Task to carry out — Reproduce each of the following records without any deviation.

[Stored dataset items]
^^^^^^^^^^^^^^^^

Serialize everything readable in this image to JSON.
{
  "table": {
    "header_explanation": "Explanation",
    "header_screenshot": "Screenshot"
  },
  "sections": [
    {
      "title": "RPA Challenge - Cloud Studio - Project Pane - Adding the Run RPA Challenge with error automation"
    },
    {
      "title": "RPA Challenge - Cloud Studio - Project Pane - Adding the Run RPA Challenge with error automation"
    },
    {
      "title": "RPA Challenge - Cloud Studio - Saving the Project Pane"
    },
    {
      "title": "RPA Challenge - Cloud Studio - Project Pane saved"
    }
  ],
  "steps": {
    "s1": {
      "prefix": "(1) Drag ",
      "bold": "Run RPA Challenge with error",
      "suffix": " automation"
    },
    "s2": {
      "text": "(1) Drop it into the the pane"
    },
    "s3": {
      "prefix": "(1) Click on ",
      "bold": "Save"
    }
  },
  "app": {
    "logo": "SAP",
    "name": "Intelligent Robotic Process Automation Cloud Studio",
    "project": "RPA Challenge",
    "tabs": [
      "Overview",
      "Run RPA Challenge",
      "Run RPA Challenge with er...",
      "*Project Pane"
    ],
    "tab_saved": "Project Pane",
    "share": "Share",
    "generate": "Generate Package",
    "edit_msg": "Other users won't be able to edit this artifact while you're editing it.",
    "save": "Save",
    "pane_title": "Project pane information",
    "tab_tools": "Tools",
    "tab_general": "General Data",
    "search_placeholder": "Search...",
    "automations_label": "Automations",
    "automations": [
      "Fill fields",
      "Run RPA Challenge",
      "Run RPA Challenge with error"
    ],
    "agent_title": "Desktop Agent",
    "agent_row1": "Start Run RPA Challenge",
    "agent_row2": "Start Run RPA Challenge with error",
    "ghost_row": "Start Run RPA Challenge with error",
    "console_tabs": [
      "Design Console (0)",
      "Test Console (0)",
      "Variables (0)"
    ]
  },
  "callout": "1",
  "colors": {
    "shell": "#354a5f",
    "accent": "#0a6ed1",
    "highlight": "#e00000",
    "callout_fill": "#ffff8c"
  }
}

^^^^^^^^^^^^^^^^

Answer to the problem —
Serialize everything readable in this image to JSON.
{
  "table": {
    "header_explanation": "Explanation",
    "header_screenshot": "Screenshot"
  },
  "sections": [
    {
      "title": "RPA Challenge - Cloud Studio - Project Pane - Adding the Run RPA Challenge with error automation"
    },
    {
      "title": "RPA Challenge - Cloud Studio - Project Pane - Adding the Run RPA Challenge with error automation"
    },
    {
      "title": "RPA Challenge - Cloud Studio - Saving the Project Pane"
    },
    {
      "title": "RPA Challenge - Cloud Studio - Project Pane saved"
    }
  ],
  "steps": {
    "s1": {
      "prefix": "(1) Drag ",
      "bold": "Run RPA Challenge with error",
      "suffix": " automation"
    },
    "s2": {
      "text": "(1) Drop it into the the pane"
    },
    "s3": {
      "prefix": "(1) Click on ",
      "bold": "Save"
    }
  },
  "app": {
    "logo": "SAP",
    "name": "Intelligent Robotic Process Automation Cloud Studio",
    "project": "RPA Challenge",
    "tabs": [
      "Overview",
      "Run RPA Challenge",
      "Run RPA Challenge with er...",
      "*Project Pane"
    ],
    "tab_saved": "Project Pane",
    "share": "Share",
    "generate": "Generate Package",
    "edit_msg": "Other users won't be able to edit this artifact while you're editing it.",
    "save": "Save",
    "pane_title": "Project pane information",
    "tab_tools": "Tools",
    "tab_general": "General Data",
    "search_placeholder": "Search...",
    "automations_label": "Automations",
    "automations": [
      "Fill fields",
      "Run RPA Challenge",
      "Run RPA Challenge with error"
    ],
    "agent_title": "Desktop Agent",
    "agent_row1": "Start Run RPA Challenge",
    "agent_row2": "Start Run RPA Challenge with error",
    "ghost_row": "Start Run RPA Challenge with error",
    "console_tabs": [
      "Design Console (0)",
      "Test Console (0)",
      "Variables (0)"
    ]
  },
  "callout": "1",
  "colors": {
    "shell": "#354a5f",
    "accent": "#0a6ed1",
    "highlight": "#e00000",
    "callout_fill": "#ffff8c"
  }
}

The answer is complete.